The Corridor’s three partner universities, UCF, USF and UF measured the downstream impact of applied research projects stemming from The Corridor’s signature Matching Grants Research Program at more than $1 billion over the past 20 years.
The Corridor’s Founding President Randy Berridge retired, leaving a 21-year legacy of impact on Florida’s economic development. Berridge passed the baton to Ed Schons, a longtime partner of The Corridor as an economic development leader for Duke Energy and UCF. Upon his retirement in 2019, Schons was succeeded by interim president, Roger Pynn, APR, CPRC, who led efforts to recruit a permanent leader for the organization.
stemCONNECT became the primary brand for The Corridor’s workforce initiatives, driven by increased demand for the delivery of virtual STEM educational programs. At the time, its virtual sessions had connected more than 4,700 students and teachers to STEM professionals. Today, that number tops 40,000.

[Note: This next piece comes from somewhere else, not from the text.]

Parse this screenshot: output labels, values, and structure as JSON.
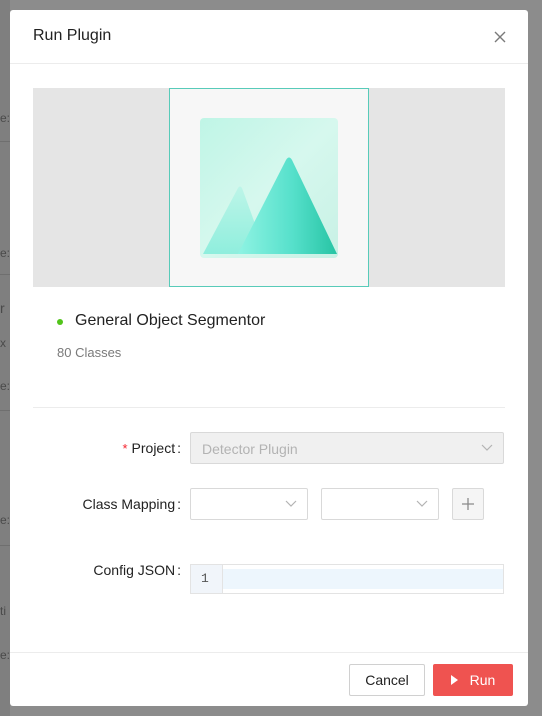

Paul Sohl, Rear Adm. USN (ret) joined The Corridor as CEO following 33 years of service in the U.S. Navy. Sohl is also founder and president of BackFin Partners, a consultancy that supports leadership and innovation at defense firms contracted by the U.S. government, and a guest lecturer at UCF on the topics of industrial engineering and engineering innovation.
The Corridor’s three universities—UCF, USF and UF—ranked among the “Top 100 Universities Worldwide Granted U.S. Utility Patents” for the eighth consecutive year. Released by the National Academy of Inventors and the Intellectual Property Owners Association, the rankings and related report are based on data from the U.S. Patent and Trademark Office, and highlight the significant role patents play in university research and innovation.
With emergency grant funding from The Corridor, researchers in the USF Pandemic Response Research Network pursued solutions to prevent spreading of COVID-19, save lives and fortify the economy. Several projects were conducted alongside industry partners, underscoring the importance of public-private collaboration.
The Corridor’s CEO and three Council Co-chairs shared the stage at Synapse Summit 2022 where they celebrated a 25-year legacy of partnership and innovation, and made a commitment to “unleash the region’s expotential.”
The Corridor launched Tech’s Potential, a podcast hosted by CEO Paul Sohl to amplify the stories of bold leaders, industry pioneers, respected subject-matter experts and catalysts for change. Each episode celebrates initiatives that have anchored the region and sparked its evolution over the last two decades.
State college and university student teams from Florida, Georgia, Alabama and Puerto Rico competed in the EnergyTech University Prize (EnergyTech UP) virtual event hosted in February 2022. Students were challenged to build a winning business plan around technology developed at U.S. Department of Energy laboratories, or other high-potential energy technology with commercialization potential. The Corridor was selected by the DOE to serve as one of 15 regional conveners nationwide.
stemCONNECT partnered with state colleges and universities to expand its offerings and launch a series of virtual tours for high school students, with a goal of encouraging them to consider STEM degree programs at an institution in The Corridor region.
Following its 25th year, The Corridor launched an interactive annual report detailing the impact of its programs and investments.